(Data extracts)
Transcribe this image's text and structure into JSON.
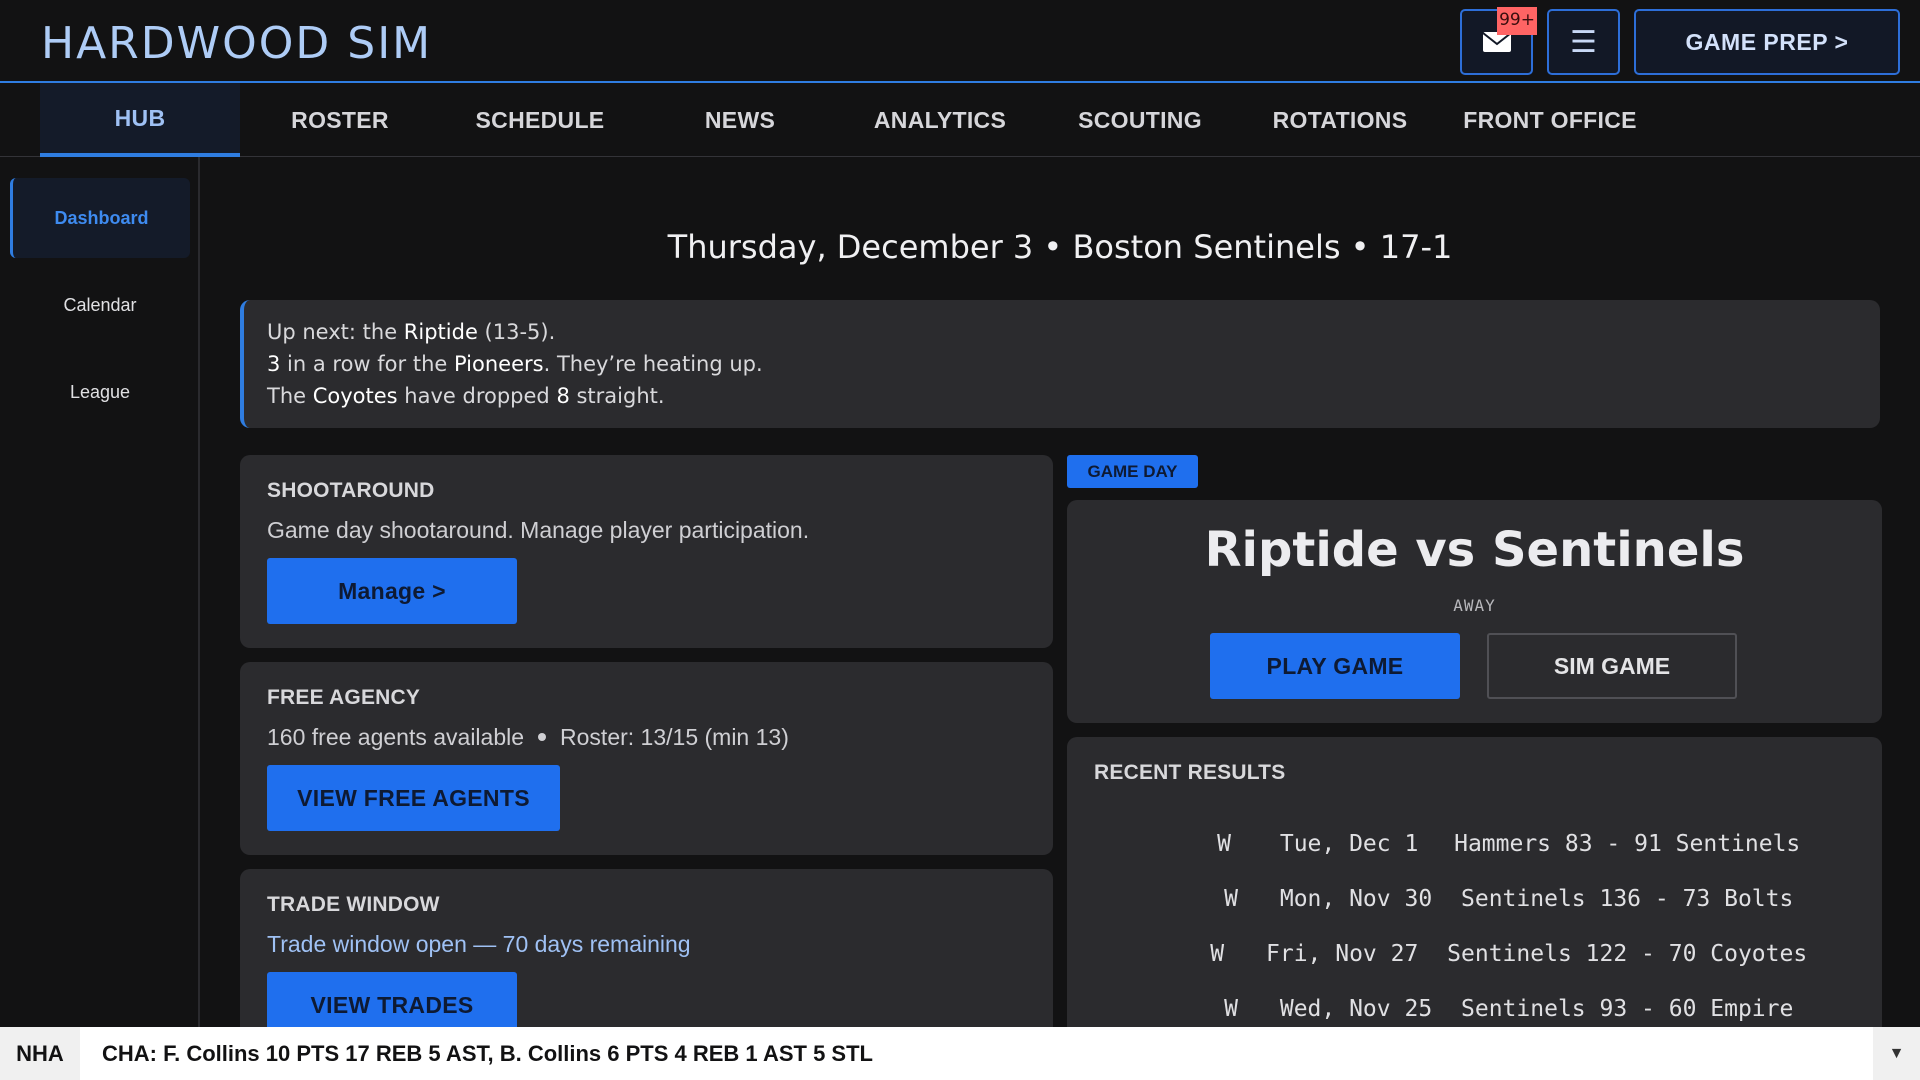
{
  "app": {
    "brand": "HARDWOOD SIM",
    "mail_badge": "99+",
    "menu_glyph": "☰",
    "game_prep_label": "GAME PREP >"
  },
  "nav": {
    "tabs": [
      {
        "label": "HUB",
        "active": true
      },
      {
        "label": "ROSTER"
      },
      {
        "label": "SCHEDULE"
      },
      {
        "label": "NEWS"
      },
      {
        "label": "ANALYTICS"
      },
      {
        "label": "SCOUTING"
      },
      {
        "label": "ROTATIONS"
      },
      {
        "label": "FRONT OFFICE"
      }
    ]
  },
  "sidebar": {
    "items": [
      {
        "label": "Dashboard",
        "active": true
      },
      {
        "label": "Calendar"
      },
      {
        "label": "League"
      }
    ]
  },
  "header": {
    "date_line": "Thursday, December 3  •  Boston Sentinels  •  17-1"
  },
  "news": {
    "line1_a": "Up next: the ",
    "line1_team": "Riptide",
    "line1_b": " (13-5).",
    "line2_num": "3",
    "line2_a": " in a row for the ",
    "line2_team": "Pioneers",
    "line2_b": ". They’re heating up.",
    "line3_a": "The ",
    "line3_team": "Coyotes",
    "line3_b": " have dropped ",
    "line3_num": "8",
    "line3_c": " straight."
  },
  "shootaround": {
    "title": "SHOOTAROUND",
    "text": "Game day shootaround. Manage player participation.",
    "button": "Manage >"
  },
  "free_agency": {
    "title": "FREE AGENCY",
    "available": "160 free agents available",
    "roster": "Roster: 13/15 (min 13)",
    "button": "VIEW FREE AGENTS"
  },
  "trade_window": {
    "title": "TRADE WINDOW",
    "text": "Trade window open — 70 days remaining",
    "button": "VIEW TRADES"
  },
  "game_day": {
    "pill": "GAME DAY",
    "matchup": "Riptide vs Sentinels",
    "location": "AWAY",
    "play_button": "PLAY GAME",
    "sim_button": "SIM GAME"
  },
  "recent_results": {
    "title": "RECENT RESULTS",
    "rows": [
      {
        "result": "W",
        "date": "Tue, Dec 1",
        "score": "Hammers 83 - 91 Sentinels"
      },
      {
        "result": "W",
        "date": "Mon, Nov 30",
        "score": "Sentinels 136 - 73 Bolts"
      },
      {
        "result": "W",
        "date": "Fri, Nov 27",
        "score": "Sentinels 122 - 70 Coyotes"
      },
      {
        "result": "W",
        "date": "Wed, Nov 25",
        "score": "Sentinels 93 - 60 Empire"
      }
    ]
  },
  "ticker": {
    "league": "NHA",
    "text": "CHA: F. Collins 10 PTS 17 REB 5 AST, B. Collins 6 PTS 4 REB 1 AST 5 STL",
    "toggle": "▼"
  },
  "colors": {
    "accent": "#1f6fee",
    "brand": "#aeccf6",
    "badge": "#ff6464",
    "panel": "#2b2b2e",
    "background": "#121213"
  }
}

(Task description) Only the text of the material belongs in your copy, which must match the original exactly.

(Result of the task)
Transcribe this image's text and structure into JSON.
{
  "app": {
    "brand": "HARDWOOD SIM",
    "mail_badge": "99+",
    "menu_glyph": "☰",
    "game_prep_label": "GAME PREP >"
  },
  "nav": {
    "tabs": [
      {
        "label": "HUB",
        "active": true
      },
      {
        "label": "ROSTER"
      },
      {
        "label": "SCHEDULE"
      },
      {
        "label": "NEWS"
      },
      {
        "label": "ANALYTICS"
      },
      {
        "label": "SCOUTING"
      },
      {
        "label": "ROTATIONS"
      },
      {
        "label": "FRONT OFFICE"
      }
    ]
  },
  "sidebar": {
    "items": [
      {
        "label": "Dashboard",
        "active": true
      },
      {
        "label": "Calendar"
      },
      {
        "label": "League"
      }
    ]
  },
  "header": {
    "date_line": "Thursday, December 3  •  Boston Sentinels  •  17-1"
  },
  "news": {
    "line1_a": "Up next: the ",
    "line1_team": "Riptide",
    "line1_b": " (13-5).",
    "line2_num": "3",
    "line2_a": " in a row for the ",
    "line2_team": "Pioneers",
    "line2_b": ". They’re heating up.",
    "line3_a": "The ",
    "line3_team": "Coyotes",
    "line3_b": " have dropped ",
    "line3_num": "8",
    "line3_c": " straight."
  },
  "shootaround": {
    "title": "SHOOTAROUND",
    "text": "Game day shootaround. Manage player participation.",
    "button": "Manage >"
  },
  "free_agency": {
    "title": "FREE AGENCY",
    "available": "160 free agents available",
    "roster": "Roster: 13/15 (min 13)",
    "button": "VIEW FREE AGENTS"
  },
  "trade_window": {
    "title": "TRADE WINDOW",
    "text": "Trade window open — 70 days remaining",
    "button": "VIEW TRADES"
  },
  "game_day": {
    "pill": "GAME DAY",
    "matchup": "Riptide vs Sentinels",
    "location": "AWAY",
    "play_button": "PLAY GAME",
    "sim_button": "SIM GAME"
  },
  "recent_results": {
    "title": "RECENT RESULTS",
    "rows": [
      {
        "result": "W",
        "date": "Tue, Dec 1",
        "score": "Hammers 83 - 91 Sentinels"
      },
      {
        "result": "W",
        "date": "Mon, Nov 30",
        "score": "Sentinels 136 - 73 Bolts"
      },
      {
        "result": "W",
        "date": "Fri, Nov 27",
        "score": "Sentinels 122 - 70 Coyotes"
      },
      {
        "result": "W",
        "date": "Wed, Nov 25",
        "score": "Sentinels 93 - 60 Empire"
      }
    ]
  },
  "ticker": {
    "league": "NHA",
    "text": "CHA: F. Collins 10 PTS 17 REB 5 AST, B. Collins 6 PTS 4 REB 1 AST 5 STL",
    "toggle": "▼"
  },
  "colors": {
    "accent": "#1f6fee",
    "brand": "#aeccf6",
    "badge": "#ff6464",
    "panel": "#2b2b2e",
    "background": "#121213"
  }
}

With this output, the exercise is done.